* STORED DATA
+ + + + + + +

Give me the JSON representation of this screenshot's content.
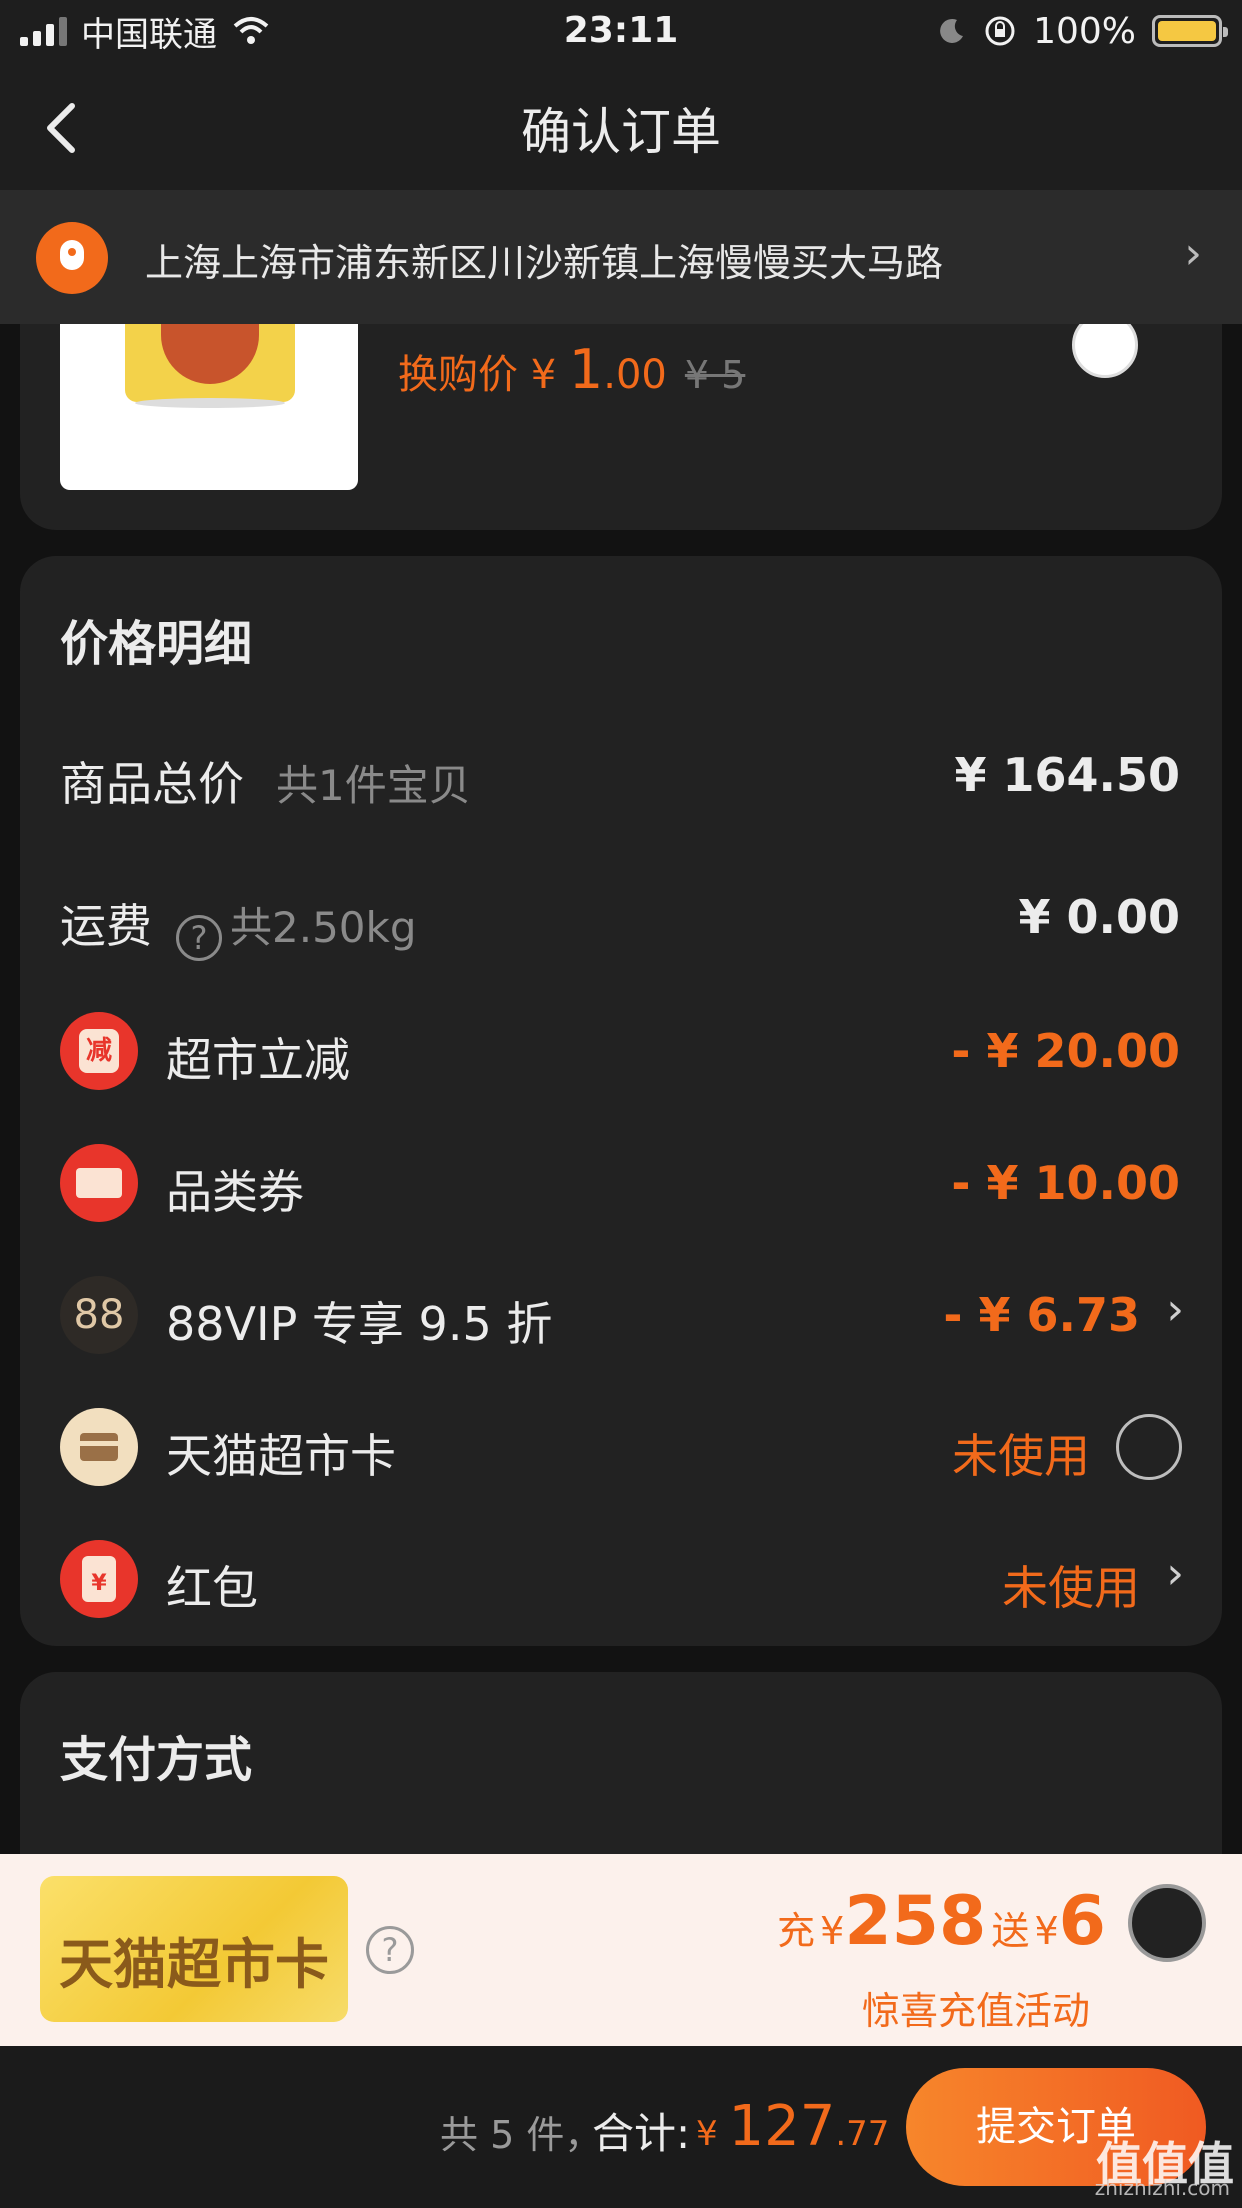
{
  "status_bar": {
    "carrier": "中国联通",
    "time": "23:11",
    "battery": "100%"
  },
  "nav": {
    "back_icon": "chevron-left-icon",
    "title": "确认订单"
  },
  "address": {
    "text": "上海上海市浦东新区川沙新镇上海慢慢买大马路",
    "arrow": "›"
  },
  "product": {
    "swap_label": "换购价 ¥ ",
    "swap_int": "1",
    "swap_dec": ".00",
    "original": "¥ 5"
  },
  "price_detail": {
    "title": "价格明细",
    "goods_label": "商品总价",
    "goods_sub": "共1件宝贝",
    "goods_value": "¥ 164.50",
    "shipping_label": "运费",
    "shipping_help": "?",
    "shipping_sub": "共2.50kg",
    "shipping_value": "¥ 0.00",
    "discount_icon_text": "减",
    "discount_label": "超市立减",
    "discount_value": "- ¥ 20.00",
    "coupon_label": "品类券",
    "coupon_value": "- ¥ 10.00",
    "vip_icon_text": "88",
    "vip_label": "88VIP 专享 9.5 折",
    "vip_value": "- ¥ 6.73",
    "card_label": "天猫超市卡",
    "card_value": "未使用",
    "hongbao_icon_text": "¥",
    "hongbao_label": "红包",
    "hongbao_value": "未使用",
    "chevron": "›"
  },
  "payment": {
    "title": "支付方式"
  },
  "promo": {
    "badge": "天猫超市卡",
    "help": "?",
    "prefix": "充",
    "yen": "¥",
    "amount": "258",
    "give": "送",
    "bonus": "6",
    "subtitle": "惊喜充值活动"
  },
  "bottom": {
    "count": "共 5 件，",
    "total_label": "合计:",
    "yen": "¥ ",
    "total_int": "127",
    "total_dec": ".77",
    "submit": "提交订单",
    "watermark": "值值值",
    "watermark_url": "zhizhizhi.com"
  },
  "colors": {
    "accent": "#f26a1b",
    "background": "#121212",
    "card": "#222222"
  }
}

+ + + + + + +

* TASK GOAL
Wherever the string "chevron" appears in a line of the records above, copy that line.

* ANSWER FOR THIS EXERCISE
    "back_icon": "chevron-left-icon",
    "chevron": "›"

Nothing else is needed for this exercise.